When Anne failed to give Henry a (living) male heir, he gave her the axe. Gutsy to the end, Anne gave a speech to the onlookers that they were to respect and remain loyal to the man who had “always treated her well.” No one cried over her grave. She was completely unpopular with the public who had never forgiven her for Henry’s divorce from Catherine. And her sharp tongue and lofty attitude had isolated her from all of her previous supporters at court. Okay so, Anne’s long-term goal for her marriage to Henry didn’t go quite as planned but three years on the throne with the King of England wrapped around her little finger is pretty impressive. It’s an oversimplification to suggest that Anne Boleyn’s influence on Henry VIII was the reason he insisted on a divorce from his Queen, but she certainly had a lot to do with it.
Perhaps Henry’s death was a type of karma. The smell from his putrid sores as he lay dying was the first thing anyone noticed when entering his bedchamber. Even as he lived, his body was rotting. He had left England bankrupt. Finally people breathed a sigh of relief. However that didn’t last long, as his daughter, Mary, took over the throne and soon turned out to be a tyrant herself. She must have learned her lessons from her father. She became known as Bloody Mary.

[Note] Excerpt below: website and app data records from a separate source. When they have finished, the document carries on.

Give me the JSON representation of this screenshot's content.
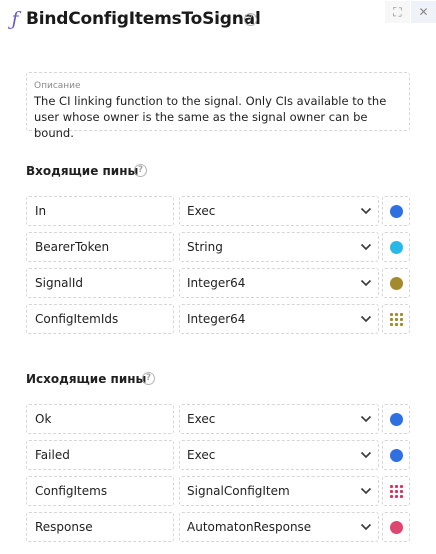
{
  "header": {
    "fn_icon": "ƒ",
    "title": "BindConfigItemsToSignal",
    "help": "?",
    "expand_icon": "⛶",
    "close_icon": "✕"
  },
  "description": {
    "label": "Описание",
    "text": "The CI linking function to the signal. Only CIs available to the user whose owner is the same as the signal owner can be bound."
  },
  "inputs": {
    "title": "Входящие пины",
    "help": "?",
    "pins": [
      {
        "name": "In",
        "type": "Exec",
        "icon": "dot",
        "color": "#2f6fe0"
      },
      {
        "name": "BearerToken",
        "type": "String",
        "icon": "dot",
        "color": "#29b9e6"
      },
      {
        "name": "SignalId",
        "type": "Integer64",
        "icon": "dot",
        "color": "#a38a2a"
      },
      {
        "name": "ConfigItemIds",
        "type": "Integer64",
        "icon": "grid",
        "color": "#a38a2a"
      }
    ]
  },
  "outputs": {
    "title": "Исходящие пины",
    "help": "?",
    "pins": [
      {
        "name": "Ok",
        "type": "Exec",
        "icon": "dot",
        "color": "#2f6fe0"
      },
      {
        "name": "Failed",
        "type": "Exec",
        "icon": "dot",
        "color": "#2f6fe0"
      },
      {
        "name": "ConfigItems",
        "type": "SignalConfigItem",
        "icon": "grid",
        "color": "#d8335f"
      },
      {
        "name": "Response",
        "type": "AutomatonResponse",
        "icon": "dot",
        "color": "#dd4670"
      }
    ]
  }
}
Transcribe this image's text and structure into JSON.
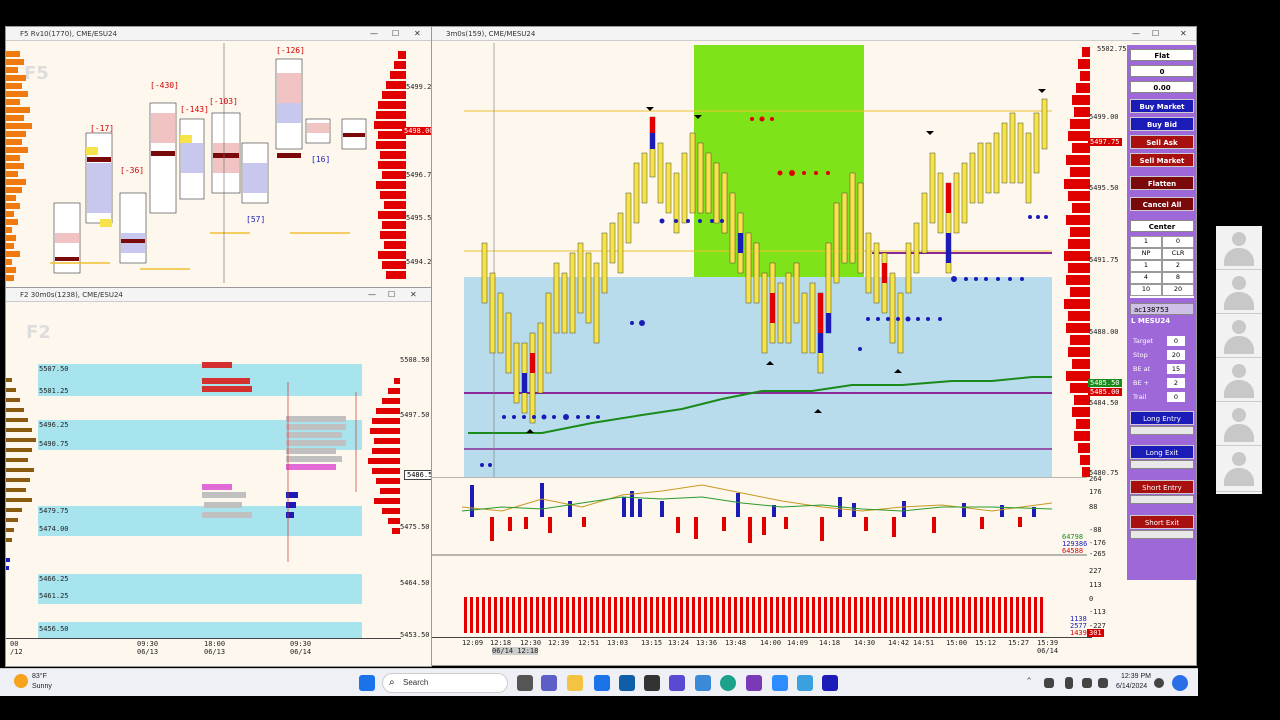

As for Anne her role in the love triangle between herself, Henry and Catherine still affects people in the Western world today. It was Anne’s insistence on becoming Queen of England that led to the freedom people now experience in (and out) of their marriages. You don’t have to tolerate a loveless, unhappy marriage. You can walk away. I’m not suggesting that’s the best way to deal with the stressors that marriage creates between people, but sometimes divorce really is the best option for everyone. And we have a controversial, arguably selfish, yet undoubtedly brave woman in history, to thank for that.